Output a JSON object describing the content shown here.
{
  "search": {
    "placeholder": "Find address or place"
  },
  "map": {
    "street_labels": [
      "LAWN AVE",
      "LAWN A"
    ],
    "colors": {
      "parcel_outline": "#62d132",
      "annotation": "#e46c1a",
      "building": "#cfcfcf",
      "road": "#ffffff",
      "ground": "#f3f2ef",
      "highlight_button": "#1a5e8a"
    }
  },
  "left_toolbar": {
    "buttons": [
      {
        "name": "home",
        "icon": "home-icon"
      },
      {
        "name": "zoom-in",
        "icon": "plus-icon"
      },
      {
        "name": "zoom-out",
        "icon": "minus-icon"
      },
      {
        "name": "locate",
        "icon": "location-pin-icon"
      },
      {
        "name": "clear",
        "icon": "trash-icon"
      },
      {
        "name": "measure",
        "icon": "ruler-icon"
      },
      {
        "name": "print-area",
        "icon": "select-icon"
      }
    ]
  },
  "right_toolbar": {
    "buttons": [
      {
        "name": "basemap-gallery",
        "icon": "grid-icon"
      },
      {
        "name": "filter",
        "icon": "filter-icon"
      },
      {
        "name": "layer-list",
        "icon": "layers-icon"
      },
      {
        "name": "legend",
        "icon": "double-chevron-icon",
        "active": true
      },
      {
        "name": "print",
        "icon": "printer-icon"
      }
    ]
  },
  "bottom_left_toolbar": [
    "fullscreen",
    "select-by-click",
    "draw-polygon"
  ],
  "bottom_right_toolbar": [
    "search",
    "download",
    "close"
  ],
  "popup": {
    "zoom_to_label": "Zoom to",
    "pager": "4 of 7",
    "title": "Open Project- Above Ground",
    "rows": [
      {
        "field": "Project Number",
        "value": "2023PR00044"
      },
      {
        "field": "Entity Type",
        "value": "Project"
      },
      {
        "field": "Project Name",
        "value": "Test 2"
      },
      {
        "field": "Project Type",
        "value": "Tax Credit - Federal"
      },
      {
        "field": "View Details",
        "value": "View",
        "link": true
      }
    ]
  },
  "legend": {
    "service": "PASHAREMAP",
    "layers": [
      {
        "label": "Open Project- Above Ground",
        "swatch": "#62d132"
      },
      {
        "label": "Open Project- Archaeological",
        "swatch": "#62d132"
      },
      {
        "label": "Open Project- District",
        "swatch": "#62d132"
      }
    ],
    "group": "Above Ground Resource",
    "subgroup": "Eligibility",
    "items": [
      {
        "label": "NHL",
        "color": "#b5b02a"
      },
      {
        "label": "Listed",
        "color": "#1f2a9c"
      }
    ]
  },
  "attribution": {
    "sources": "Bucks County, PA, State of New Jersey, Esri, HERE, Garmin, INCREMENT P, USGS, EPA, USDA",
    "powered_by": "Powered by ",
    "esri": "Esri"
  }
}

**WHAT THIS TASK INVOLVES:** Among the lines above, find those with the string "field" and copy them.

**TASK RESPONSE:**
        "field": "Project Number",
        "field": "Entity Type",
        "field": "Project Name",
        "field": "Project Type",
        "field": "View Details",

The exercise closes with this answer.